Royston school steams ahead with ‘off-grid learning’ marble run
- Credit: Archant
Teams of budding scientists, artists and engineers at a Royston school were pitted against each other on Friday in a competition where creative thinking was the key to success.
Children at Roysia Middle School went off-timetable for the day to compete in the house activity where they worked in mixed-age groups to test their problem solving skills in science, technology, engineering, art and mathematics – known as STEAM classes – to create the slowest marble run out of everyday materials.
Leader of science Jan Hitchcock said: “It was brilliant. All the children worked really well together as part of their teams and when taking on their own responsibilities.”
The competition was the climax of the school’s creative thinking week where they took part in a series of ‘off-grid learning’ experiences.
The three houses – Eagles, Falcons and Kestrels – all worked on their marble runs and they could earn points, called STEAMs, to buy materials for their creations, with a focus on friction, gravity and speed. Any unused STEAMs were added onto the teams’ total points.
You may also want to watch:
The Eagles won overall, having edged in front by saving up the most STEAM points, but the Falcons and Kestrels had the joint slowest run with times of 19 seconds each.

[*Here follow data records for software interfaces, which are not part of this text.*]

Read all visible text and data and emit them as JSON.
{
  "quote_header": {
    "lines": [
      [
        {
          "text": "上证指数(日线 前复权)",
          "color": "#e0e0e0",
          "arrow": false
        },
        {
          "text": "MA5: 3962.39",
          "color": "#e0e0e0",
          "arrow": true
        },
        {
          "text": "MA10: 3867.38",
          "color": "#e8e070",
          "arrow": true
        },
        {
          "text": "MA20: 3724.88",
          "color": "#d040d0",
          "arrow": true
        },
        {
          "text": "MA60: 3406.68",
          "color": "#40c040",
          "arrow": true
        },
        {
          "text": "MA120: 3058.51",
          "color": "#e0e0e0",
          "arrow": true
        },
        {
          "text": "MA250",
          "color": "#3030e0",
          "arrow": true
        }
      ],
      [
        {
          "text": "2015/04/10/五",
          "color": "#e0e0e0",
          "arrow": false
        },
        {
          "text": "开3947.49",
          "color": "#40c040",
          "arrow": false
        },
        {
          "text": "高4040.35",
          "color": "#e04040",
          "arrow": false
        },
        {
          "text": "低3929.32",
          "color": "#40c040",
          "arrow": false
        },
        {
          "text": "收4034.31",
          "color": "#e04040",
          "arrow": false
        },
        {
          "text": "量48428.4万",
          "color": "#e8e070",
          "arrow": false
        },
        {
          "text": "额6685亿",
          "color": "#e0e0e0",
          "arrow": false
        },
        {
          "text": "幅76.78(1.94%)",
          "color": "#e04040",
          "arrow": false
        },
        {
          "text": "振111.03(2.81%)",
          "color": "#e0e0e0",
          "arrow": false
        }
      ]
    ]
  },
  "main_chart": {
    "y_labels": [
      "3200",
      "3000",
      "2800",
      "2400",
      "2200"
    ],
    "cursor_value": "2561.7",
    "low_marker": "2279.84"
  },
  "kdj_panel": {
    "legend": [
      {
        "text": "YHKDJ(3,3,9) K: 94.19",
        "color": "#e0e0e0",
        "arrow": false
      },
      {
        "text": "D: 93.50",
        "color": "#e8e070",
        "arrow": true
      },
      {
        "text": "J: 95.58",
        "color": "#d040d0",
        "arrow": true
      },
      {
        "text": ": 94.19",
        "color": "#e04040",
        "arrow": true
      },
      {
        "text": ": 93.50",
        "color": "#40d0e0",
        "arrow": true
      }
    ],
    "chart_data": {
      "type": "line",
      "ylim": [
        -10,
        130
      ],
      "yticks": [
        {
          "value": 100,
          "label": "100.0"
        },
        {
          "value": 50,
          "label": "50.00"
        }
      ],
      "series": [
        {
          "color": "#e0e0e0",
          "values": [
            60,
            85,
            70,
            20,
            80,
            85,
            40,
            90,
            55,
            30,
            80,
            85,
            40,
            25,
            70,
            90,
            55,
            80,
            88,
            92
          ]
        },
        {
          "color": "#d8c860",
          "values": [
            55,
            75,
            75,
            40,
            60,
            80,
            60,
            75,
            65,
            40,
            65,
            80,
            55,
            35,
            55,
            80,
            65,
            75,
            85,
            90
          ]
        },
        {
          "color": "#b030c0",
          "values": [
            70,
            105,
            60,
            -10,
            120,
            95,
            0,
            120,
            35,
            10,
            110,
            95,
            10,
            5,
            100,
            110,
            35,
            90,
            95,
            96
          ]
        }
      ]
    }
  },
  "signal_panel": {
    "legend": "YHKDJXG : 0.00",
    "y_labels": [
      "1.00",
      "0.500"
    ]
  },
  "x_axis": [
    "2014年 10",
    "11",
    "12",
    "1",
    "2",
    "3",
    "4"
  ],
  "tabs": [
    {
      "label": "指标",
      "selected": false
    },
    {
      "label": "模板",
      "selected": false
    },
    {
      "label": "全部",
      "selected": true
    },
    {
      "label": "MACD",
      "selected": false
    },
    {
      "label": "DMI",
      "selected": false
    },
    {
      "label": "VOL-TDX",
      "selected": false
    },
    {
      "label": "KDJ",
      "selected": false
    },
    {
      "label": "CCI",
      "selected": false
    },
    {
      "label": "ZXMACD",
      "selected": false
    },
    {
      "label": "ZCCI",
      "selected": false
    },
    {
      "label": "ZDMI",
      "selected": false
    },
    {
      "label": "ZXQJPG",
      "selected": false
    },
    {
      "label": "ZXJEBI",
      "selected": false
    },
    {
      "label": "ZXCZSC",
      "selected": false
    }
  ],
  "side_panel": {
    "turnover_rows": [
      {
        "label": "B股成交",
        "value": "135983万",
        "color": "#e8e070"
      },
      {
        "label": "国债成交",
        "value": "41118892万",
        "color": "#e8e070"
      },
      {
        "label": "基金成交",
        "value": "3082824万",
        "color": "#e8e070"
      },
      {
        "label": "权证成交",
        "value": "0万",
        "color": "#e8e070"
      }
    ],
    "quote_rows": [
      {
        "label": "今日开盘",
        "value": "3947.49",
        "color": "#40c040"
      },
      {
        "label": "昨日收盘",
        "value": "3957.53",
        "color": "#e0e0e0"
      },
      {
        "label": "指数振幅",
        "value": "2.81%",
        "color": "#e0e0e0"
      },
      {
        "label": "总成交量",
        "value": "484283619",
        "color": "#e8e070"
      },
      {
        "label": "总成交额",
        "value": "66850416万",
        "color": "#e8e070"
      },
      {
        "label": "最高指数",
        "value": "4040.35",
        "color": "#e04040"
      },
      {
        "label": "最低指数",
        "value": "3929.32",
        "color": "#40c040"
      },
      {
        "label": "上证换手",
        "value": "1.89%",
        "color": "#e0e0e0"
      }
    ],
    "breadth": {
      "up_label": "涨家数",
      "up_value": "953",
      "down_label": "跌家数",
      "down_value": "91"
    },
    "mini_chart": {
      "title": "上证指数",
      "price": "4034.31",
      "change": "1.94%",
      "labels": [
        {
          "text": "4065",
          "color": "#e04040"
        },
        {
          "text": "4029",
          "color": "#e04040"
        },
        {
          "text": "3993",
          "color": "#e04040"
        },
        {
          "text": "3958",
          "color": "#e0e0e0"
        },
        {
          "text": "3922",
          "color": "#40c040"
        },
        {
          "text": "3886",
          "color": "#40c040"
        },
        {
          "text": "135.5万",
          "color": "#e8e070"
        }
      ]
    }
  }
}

Jan said: “The older children took it upon themselves to help the younger children, and you could see who the leaders were and it wasn’t always necessarily the older ones.”
- 1 Cambs police crack down on county lines drugs offences
- 2 Royston's George Crotty selected by GB for World Boxing Championships
- 3 Inside Country Boarding for Cats and Dogs: Award-winning kennels' labour of love
- 4 Man arrested on suspicion of drugs offence after two warrants issued
- 5 MP survey slams East West Rail for 'lacklustre' consultation
- 6 Ewan's handiwork sees him give back to his old school with help of charity
- 7 Review: Groan Ups is 'like a student sketch show stretched out over two hours'
- 8 Lets get Cambridgeshire back on the buses says mayor
- 9 Pupils wish villagers a happy harvest with afternoon tea
- 10 Group of mums and dad in wig go the distance for wheelchair charity
It was the third year Roysia had run the creative thinking week and Jan said it was growing every year, with staff building on ideas and the children’s response being very positive.
Jan added: “It was a really encouraging competition and everyone did brilliantly.”